which all too many western nations keep tabs on their citizens is reminiscent in some ways of 20th-century
totalitarianism. It may, as claimed, have helped to thwart a few terrorist attacks — the data that could be used as a basis for assessing such claims remains out of public reach — but the violations of the right to privacy, which cover everyone and not just “high-risk individuals,” are mind-boggling.
Islamophobia, meanwhile, may not be an ideal term for a parallel phenomenon whereby it’s not so much the faith as its adherents that are being singled out for discrimination and abuse.
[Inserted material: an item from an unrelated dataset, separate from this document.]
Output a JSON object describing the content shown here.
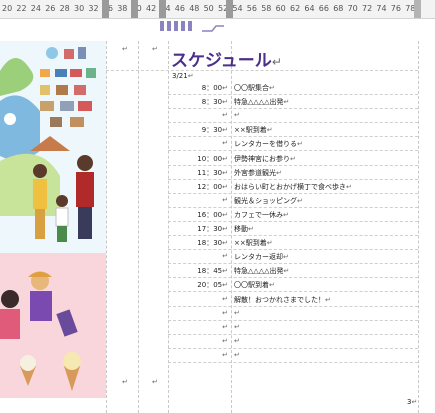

The European groups pursuing this tendency, based either purely on racism, or on the assumption that all Muslims are potential terrorists or somehow complicit in terrorism, tend to be on the periphery of their respective societies, but they are growing — and often feel encouraged by official rhetoric or laws. What often adds to the vitriol, though, is the self-righteousness of self-ordained Muslim “representatives” and their reluctance to explicitly denounce abominable crimes, such as this year’s Charlie Hebdo massacre in Paris.
Not all these issues can, or should, be directly traced back to the mass murder perpetrated in New York and Washington on September 11, 2001. At the same time, one can hardly ignore the fact that the unwise reaction to the dastardly crime unleashed consequences that will be with us for a long time to come.
This article was originally published in Newsline’s September 2015 issue.
Mahir Ali is an Australia-based journalist. He writes regularly for several Pakistani publications, including Newsline.